Adam Zagoria covers basketball at all levels. He is the author of two books and an award-winning journalist whose articles have appeared in ESPN The Magazine, SLAM, Sheridan Hoops, Sports Illustrated, Basketball Times and in newspapers nationwide.
GREENBURGH, N.Y. — One thing Jeremy Hazell can do is shoot.
And the 6-foot-5 shooting guard from Seton Hall said he did exactly that during Tuesday’s workout at the Knicks Westchester campus.
“I think I made all of them,” Hazell, a Harlem native, said in reference to taking 25 college and 25 NBA 3-pointers during the workout. “Yeah, I was lights out today.
“And it just felt great being at home. It relaxed me, it calmed me because I’ve been away for so long. So coming back here playing for the Knicks, my dream team, I know I had to show what I can do, and I think it did it today.”
Hazell and 6-9 Florida senior forward Chandler Parsons were among those who worked out for the Knicks, who own the No. 17 pick in the June 23 NBA Draft. They don’t own a second-round pick, but can opt to buy one.
Hazell scored more than 2,000 points at Seton Hall, but missed out on surpassing Terry Dehere as the program’s all-time leading scorer because he missed 13 games with a broken wrist. He was also the victim of a shooting during a robbery attempt gone bad on Christmas Day.
Hazell then missed an opportunity to showcase himself at the Portsmouth Invitational in April because his wrist was not completely healed.
“This year I broke my wrist, the shooting, I missed  games so I was off the radar,” he said. “I didn’t go to Portsmouth because I hurt my wrist, so a lot of people wanted to see me but they couldn’t. So right now I’m just trying to build back up and get to where I was three years ago, and it’s taking a long time right now but I think I’m coming along great.”
Now he says his wrist “is back to 100 percent.”
Hazell has worked out for Golden State, Sacramento, Phoenix and Memphis and has the Nets Thursday and Minnesota June 18.
“I got great feedback from both of his workouts so far with Golden State and Sacramento,” Hazell’s agent, Seth Cohen, said by email. “They both shared with me that he is an incredible scorer and can get buckets at will, and that there is always a place in the league for a scorer of his caliber.
“There is no question that after everything he has gone through the past year – he deserves it as much as anyone.”
Hazell believes he could fit in well with Carmelo Anthony and Amar’e Stoudemire.
“They like to get up and down, same thing with my coach at college and I think they need a shooter,” he said. “I’m a great shooter, so I think I can fit into this system real well. I’m just hoping that I get an opportunity.”
Hazell said he’s working on getting stronger and on improving his defense.

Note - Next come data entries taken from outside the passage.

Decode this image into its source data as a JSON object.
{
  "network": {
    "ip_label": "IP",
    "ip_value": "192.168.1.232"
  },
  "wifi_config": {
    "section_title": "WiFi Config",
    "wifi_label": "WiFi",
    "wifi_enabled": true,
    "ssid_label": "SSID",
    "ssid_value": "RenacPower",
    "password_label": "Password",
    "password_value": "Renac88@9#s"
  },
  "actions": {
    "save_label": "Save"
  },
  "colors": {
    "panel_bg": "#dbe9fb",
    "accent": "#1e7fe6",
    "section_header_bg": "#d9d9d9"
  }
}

“Everybody know I can score with anybody,” he said. “I’ve just got to show I can lock down and put like 15 more pounds on and I’ll be alright.”
If Hazell isn’t drafted, he said he would be willing to spend a year in Europe — something he may have to do anyway if there’s an NBA lockout.
“That would be my next option if I don’t get picked,” he said. “I would definitely go overseas, that would definitely be my next option. So I would have no problem going over the waters.”
Parsons, the reigning SEC Player of the Year, is projected as an early second-round pick. He has already had 12 workouts and said it’s been “a grind.”
“I think for being 6-9, 6-10, I’m very versatile for my position,” said Parsons, who averaged 11.3 points and 7.8 rebounds last season. “I’m a small forward that can play multiple positions and guard multiple positions and just use my high basketball IQ and my passing and my shooting ability to make people better.”
Parsons said he’s picked the brain of former Florida and Knicks standout David Lee, and believes he could help the Knicks.
“[Mike D’Antoni] is a great coach and this is a great organization,” he said. “I think I can help them a lot with his style of play and his coaching, I feel like I’d fit in great.”
Adam Zagoria is a Basketball Insider who covers basketball at all levels. A contributor to The New York Times and SportsNet New York (SNY), he is also the author of two books and is an award-winning journalist and filmmaker. His articles have appeared in ESPN The Magazine, SLAM, Sheridan Hoops, Basketball Times and in newspapers nationwide. He also won an Emmy award for his work on the SNY mini-documentary on Syracuse guard Tyus Battle.
A veteran Ultimate Frisbee player, he has competed in numerous National and World Championships and, perhaps more importantly, his teams won the Westchester Summer League (WSL) championships in 2011 and 2013.
He lives in Manhattan with his wife and children.